Divorce and Separation

What are the Most Common Responses of Young People to Separation or Divorce?

The effects of a break-up can appear at different times in young people. They may not process their feelings for some time or may not understand or believe what is happening or can react instantly to the divorce or separation.

Some of the most common behaviours of a young person involved can often include:

Guilty Responses such as:

  • Destructive behaviours
  • Self-blame or guilt
  • Self-destructive or self-harming behaviours
  • Superficially positive behaviours

Angry and Defiant Responses such as:

  • Impulsive and impatient behaviours
  • Anger at others
  • Oppositional, rebellious, defiant, or conduct problems
  • Breaking rules and testing limits
  • Anger at self
  • Early or increased sexual activity
  • Violent thoughts or behaviours

Despondent Responses such as:

  • Drug or alcohol use
  • Apathy, depression or failure to accept responsibility
  • Isolation and withdrawal
  • Suicidal thoughts or behaviours

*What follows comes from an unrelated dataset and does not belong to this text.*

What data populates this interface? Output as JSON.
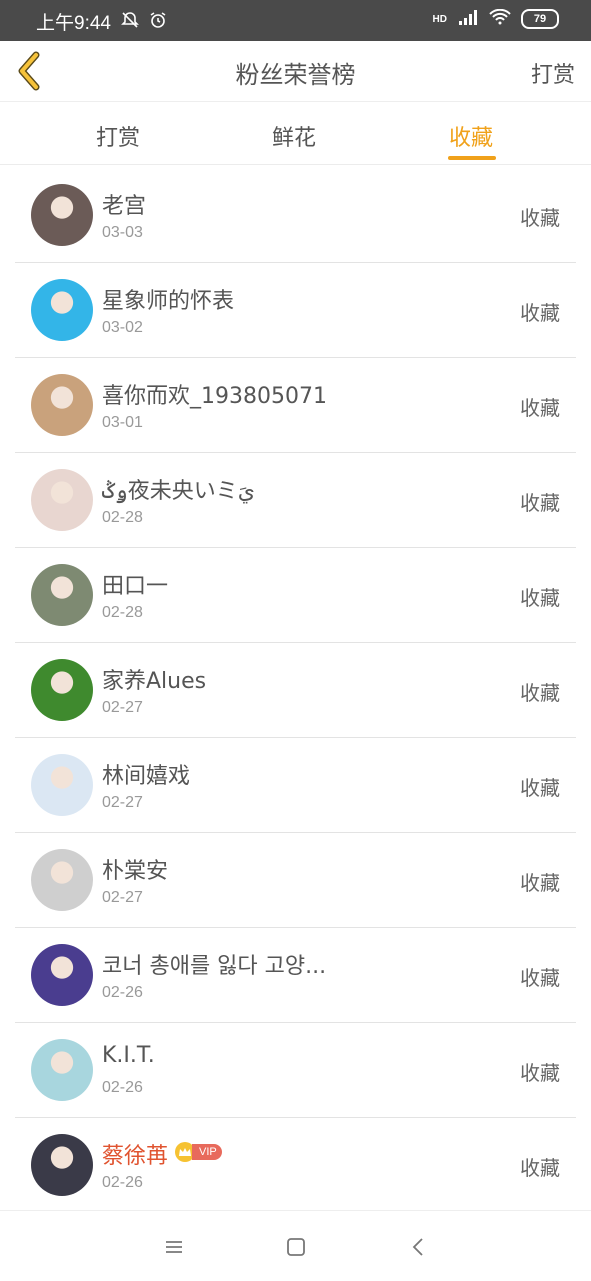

Children will experience different emotions and display different behaviours when their parents divorce or separate. You can reduce the impact on children by ensuring you have good, continuing communication and honest responses to their questions.

Children may:

  • Be scared of becoming separated from one parent or the other
  • Feel loss because their place in the family and the family itself has changed
  • Talk about and create plans or situations to get their parents back together
  • May hide or deny their own feelings and so should be encouraged and allowed to express their feelings and frustrations too
  • Feel guilty - they may think if they had been better behaved or cleverer at school this would not have happened
  • Take on responsibility for their parent's divorce is a heavy load to carry. Ensure children are reassured and released of any guilt
  • Feel divided loyalties which lead to confusion and further guilt. Reassure them that you both feel it is important to still see and care for both parents equally
  • Bottle everything up and show no apparent emotion on the outside. They are likely to need help to express their feelings possibly through counselling or therapeutic intervention, otherwise they may show signs of depression later
  • Regress to even younger years emotionally - bed-wetting, thumb-sucking, difficult behaviours, sleeplessness and tantrums may all re-appear and are signs of worry and insecurity. This is especially so in younger children.

It is Important to note that:

  • Children between six and nine are very vulnerable. They are still very dependent on the security of mummy and daddy. They can frequently react with anger, lack concentration or experience problems at school. It is important to address difficulties straight away to avoid more deep seated problems later.
  • Some older children may express a preference for which parent they would like to live with, others may continue to be torn apart by the decision. They may react to the divorce with anger, grief or depression and it is common for behaviour to become more challenging and for performance at school to deteriorate. It will be important to consider counselling or family therapy together with individual therapy in order to help children to accept the situation.
  • Parents should never criticise an ex-partner in front of their child. It can be tempting, but is very unfair. Children know they are part of both parents and they may feel they are as 'bad' as the 'ex' is. Never say in anger 'you are just like your father/mother'. A child may associate that with your rejection of each other and feel they are also going to be rejected by you.